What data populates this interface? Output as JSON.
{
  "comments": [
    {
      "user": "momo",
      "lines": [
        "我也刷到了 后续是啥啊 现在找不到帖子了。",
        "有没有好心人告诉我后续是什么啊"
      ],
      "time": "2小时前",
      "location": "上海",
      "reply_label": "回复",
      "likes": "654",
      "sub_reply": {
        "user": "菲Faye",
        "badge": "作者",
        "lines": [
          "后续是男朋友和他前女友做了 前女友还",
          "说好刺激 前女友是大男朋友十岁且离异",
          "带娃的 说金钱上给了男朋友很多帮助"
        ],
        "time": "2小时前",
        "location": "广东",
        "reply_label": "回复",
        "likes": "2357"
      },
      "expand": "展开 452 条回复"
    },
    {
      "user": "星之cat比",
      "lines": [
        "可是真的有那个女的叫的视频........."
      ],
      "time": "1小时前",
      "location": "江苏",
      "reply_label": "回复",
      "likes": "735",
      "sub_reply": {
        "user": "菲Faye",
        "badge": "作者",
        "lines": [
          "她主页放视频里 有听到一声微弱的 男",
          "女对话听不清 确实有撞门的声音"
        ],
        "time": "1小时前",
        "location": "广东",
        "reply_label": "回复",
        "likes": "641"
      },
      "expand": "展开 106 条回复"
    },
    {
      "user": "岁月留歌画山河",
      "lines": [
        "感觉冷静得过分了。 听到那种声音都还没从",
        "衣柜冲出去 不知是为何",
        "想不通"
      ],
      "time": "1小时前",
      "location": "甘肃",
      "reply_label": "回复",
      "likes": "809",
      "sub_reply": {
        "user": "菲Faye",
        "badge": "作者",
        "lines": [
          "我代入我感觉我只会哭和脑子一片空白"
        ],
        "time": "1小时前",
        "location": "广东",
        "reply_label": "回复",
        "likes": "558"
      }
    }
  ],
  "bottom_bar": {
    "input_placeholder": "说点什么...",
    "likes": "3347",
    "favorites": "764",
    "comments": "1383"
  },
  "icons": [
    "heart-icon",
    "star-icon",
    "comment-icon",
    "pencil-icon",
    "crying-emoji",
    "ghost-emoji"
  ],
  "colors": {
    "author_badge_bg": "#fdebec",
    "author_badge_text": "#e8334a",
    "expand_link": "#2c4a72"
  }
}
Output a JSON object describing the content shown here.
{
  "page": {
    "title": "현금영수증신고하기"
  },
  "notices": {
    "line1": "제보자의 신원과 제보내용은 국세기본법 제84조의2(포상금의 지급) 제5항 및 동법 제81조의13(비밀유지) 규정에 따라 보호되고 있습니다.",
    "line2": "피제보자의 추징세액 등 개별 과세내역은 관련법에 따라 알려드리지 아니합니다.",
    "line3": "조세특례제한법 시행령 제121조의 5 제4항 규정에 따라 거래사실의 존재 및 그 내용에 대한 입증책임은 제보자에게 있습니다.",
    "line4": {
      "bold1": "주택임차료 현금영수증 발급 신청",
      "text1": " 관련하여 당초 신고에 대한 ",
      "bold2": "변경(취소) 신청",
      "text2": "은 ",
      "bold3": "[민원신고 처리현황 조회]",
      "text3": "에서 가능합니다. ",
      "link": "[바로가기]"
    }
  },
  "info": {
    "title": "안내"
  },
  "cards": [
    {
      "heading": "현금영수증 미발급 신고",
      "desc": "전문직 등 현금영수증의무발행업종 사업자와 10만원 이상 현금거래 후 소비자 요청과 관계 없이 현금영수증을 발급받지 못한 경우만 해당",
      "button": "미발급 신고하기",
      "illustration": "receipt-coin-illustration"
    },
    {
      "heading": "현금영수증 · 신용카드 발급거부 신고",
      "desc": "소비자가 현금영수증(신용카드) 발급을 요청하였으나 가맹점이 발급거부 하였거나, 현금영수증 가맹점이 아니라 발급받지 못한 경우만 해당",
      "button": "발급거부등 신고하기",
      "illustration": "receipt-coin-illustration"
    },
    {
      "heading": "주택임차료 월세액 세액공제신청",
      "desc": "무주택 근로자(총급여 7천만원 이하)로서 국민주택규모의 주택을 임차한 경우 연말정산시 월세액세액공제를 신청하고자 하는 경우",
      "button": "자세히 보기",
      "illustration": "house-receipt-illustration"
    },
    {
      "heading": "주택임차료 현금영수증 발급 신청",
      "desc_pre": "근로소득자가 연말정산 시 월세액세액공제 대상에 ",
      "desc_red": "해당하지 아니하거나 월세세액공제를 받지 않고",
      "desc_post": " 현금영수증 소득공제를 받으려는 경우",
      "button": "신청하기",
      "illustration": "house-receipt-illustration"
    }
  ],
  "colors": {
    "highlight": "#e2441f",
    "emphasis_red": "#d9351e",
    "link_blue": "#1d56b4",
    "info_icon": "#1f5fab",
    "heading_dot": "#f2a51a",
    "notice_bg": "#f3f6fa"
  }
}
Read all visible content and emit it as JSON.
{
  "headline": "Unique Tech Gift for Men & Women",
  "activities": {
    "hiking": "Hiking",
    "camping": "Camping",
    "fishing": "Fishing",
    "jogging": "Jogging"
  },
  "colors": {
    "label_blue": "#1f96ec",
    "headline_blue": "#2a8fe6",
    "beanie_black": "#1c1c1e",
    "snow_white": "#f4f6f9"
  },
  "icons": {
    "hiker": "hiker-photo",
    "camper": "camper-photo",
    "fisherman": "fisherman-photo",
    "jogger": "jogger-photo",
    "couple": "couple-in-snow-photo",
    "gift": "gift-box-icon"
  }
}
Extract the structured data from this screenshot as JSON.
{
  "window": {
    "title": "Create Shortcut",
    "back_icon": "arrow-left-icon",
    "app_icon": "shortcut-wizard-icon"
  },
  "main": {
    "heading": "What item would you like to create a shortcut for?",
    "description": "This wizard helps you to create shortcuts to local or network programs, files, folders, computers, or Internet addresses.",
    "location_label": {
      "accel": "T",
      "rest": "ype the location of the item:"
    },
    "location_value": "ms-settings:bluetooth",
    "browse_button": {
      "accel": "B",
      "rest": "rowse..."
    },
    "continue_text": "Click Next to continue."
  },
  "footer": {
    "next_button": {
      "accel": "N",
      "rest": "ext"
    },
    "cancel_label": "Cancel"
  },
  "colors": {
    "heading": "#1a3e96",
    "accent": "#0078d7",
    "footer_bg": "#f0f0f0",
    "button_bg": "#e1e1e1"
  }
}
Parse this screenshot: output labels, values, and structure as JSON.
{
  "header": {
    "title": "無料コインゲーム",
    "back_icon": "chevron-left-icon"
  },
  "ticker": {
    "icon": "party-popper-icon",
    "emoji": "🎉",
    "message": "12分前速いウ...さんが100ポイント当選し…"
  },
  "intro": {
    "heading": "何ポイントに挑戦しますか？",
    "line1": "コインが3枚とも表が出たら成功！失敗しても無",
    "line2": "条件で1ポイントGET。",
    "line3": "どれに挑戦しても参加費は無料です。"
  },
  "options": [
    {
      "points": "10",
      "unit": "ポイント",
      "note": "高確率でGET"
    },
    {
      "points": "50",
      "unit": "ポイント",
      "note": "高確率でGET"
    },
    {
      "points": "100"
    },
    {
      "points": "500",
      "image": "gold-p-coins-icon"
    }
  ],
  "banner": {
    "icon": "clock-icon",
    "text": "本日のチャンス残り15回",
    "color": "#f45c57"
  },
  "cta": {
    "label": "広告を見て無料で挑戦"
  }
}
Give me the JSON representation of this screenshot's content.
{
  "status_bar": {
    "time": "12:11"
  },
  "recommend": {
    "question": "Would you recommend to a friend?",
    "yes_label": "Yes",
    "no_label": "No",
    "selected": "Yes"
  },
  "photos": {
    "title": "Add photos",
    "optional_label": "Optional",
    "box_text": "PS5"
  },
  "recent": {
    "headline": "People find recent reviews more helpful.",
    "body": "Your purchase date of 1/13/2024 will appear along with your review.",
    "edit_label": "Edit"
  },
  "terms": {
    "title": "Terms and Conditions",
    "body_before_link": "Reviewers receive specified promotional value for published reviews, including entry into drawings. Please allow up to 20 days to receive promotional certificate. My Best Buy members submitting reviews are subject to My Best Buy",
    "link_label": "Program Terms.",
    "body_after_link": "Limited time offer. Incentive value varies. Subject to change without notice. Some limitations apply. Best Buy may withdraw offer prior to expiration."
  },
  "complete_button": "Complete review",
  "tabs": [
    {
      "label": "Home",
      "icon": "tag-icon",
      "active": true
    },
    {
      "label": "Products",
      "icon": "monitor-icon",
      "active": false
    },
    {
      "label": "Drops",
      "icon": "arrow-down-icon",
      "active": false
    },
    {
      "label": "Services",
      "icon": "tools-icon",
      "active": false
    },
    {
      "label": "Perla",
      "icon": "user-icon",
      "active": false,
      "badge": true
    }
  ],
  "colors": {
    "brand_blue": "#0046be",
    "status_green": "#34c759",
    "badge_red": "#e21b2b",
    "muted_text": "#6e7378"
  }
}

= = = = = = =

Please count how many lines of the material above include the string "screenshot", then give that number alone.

▶ Response for this exercise
3